Running a soup kitchen for wildlife is a cost of doing business for farmers and ranchers.
But the charitable feeling deteriorates when critters gang up on a place.
Allowing hunters on the land can help in the fall. Herding and harassment with shotgun shells can help in other cases, but ranches are huge and most of the damage is done at night. A guy’s gotta sleep.
Game animals can’t be sprayed with pesticides like bugs. Yet an infestation of elk can damage crops, rip out fences and break up irrigation pipe to the tune of tens of thousands of dollars faster than you can get a pizza delivered.
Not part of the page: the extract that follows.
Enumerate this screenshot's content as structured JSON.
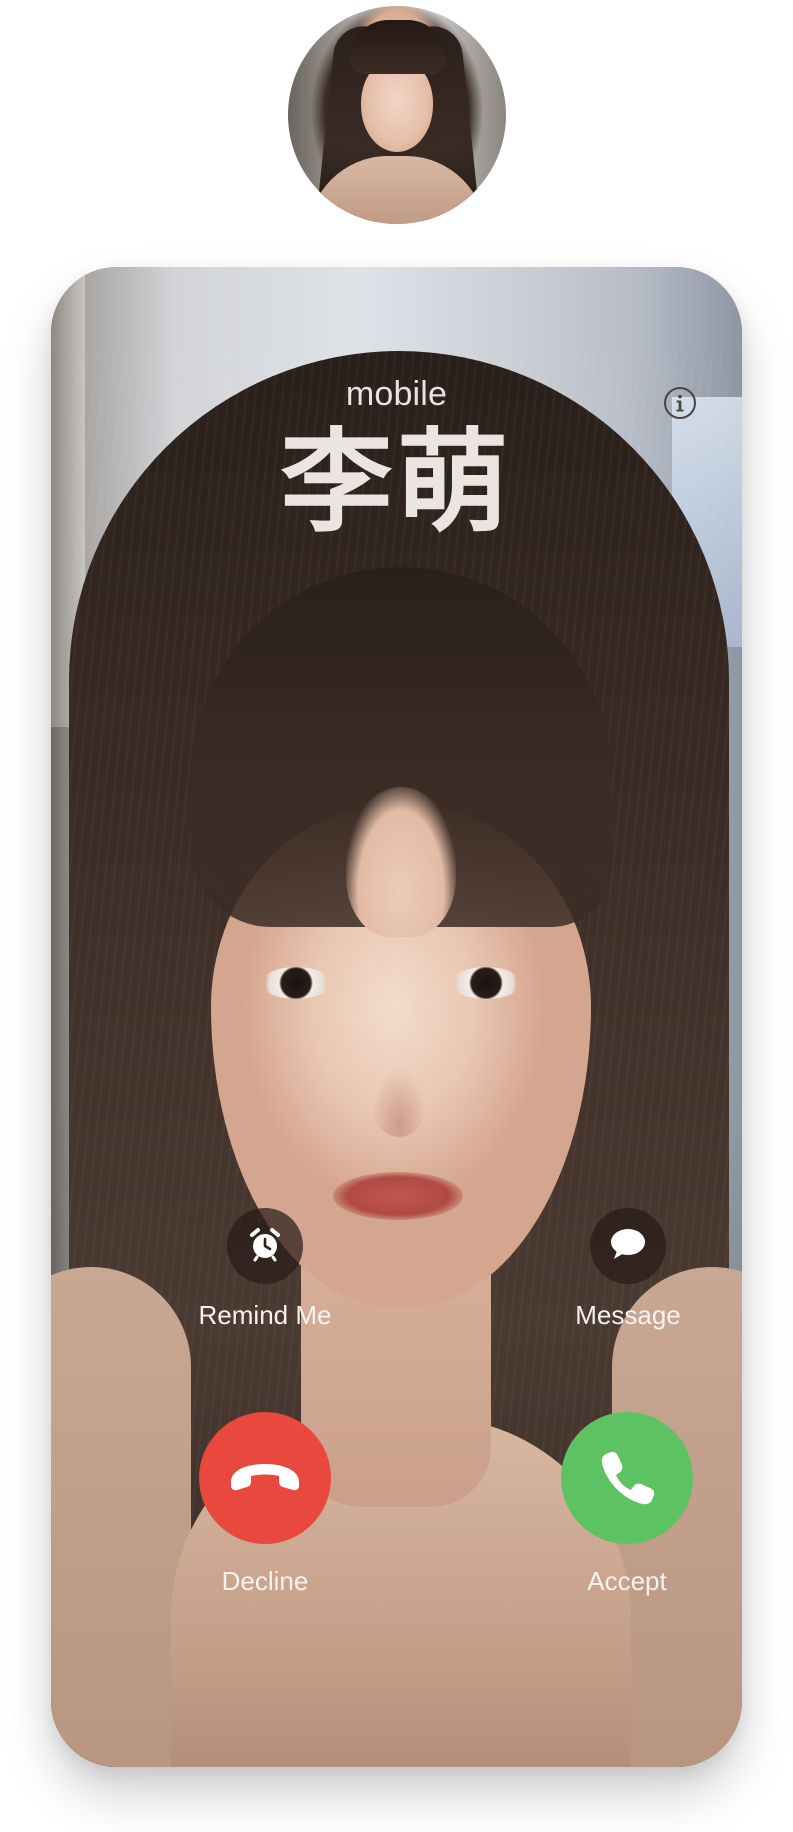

On April 9 in Ellensburg, the Washington Fish and Wildlife Commission will discuss new guidelines that would saddle landowners with more responsibility should they file for wildlife damage claims.
Dave Ware, Washington Fish and Wildlife Department big-game manager, will make the case for the revisions.
Ware has the unenviable job of trying to maintain thriving deer and elk populations while keeping farmers and sportsmen happy. He must pursue this lofty goal even though he controls neither the funding nor the land the animals inhabit much of the year.
The Washington Legislature makes most of the rules and rations a pitiful $150,000 or so a year for wildlife damage claims across the state.
Deer and elk might be responsible for some of the most expensive damages, but the majority of the claims the agency receives involve smaller fry, such as raccoons, he said.
Thus, the minimum acceptable damage claim would be raised from $500 to $1,000.
Other proposals include requiring landowners to:
•Hire a professional crop insurance adjuster to assess the value of their losses.
•Provide Schedule F of the farm’s tax return regarding gross sales or crop values.
Ware says most of the proposals are proactive by spelling out the options for preventing wildlife damage as well as a clear-cut way to document damages and complete a claim when other methods have not worked.
But Kelly Allen, who owns a Blue Mountains farm that’s attractive to elk almost year around, finds little to like about the state’s wildlife damage program, past or proposed.
“It’s difficult to get claims now, and the proposed regulations are vague and difficult to understand,” he said.
A group of stakeholders, including farmers, ranchers, sportsmen and others, helped the agency come up with the proposals, Ware said.
But Allen says most landowners had no knowledge of the process and no chance for input.
The cost of hiring an appraiser and other administrative costs resulting from the guidelines would likely wipe out any funds a farmer might receive for a damage claim, he said.
“The state used to have an elk herder in the Blue Mountains who would go from farm to farm and help keep animals off the crops, but not anymore,” he said.
“They tell us they’ll provide the materials for elk-proof fencing, but we have to install it. I got an estimate and it would cost about $130,000 a mile in our rugged country, so that’s not going to happen.”
Harland Radomske, who ranches near Ellensburg, said he’s getting some cooperation “after years of complaining and losing several hundred thousand dollars in damage.”
Last fall, the agency signed up 18 sportsmen volunteers who took turns standing guard every night in October. For several hours around midnight, they scared off elk that had been coming in at night to pound his irrigated crops.
“It was beneficial – finally,” said Radomske, a member of the stakeholder group advising the state on wildlife damage.
“We let hunters in and they kill 20-30 elk every year, but hunters can do only so much when the elk leave during the day and come in at night.”
Similar volunteer efforts are unlikely in the Blues, Allen said.
“People have jobs. You might get people out here on the weekends, but the elk will be here the other five days.”
Both landowners say the public needs to assume more responsibility.
About 1,500 elk were at the edge of Radomske’s ranch this week, and more than 500 of them were coming in to snack on his pasture.
A WDFW enforcement officer came up and the two of them were able to harass the elk off his pasture.
“That problem is caused by people who want to run up on the public land with their ATVs to hunt for shed anglers,” Radomske said. “There’s a big uproar from the public when the department tries to impose closures, but it’s the public chasing elk off public land this time of year.”
Elk and deer are good for hunters, businesses and the local economy. “But it’s not fair that farmers should be burdened with so much of the expense,” Allen said.
Contact Rich Landers at (509) 459-5508 or e-mail firstname.lastname@example.org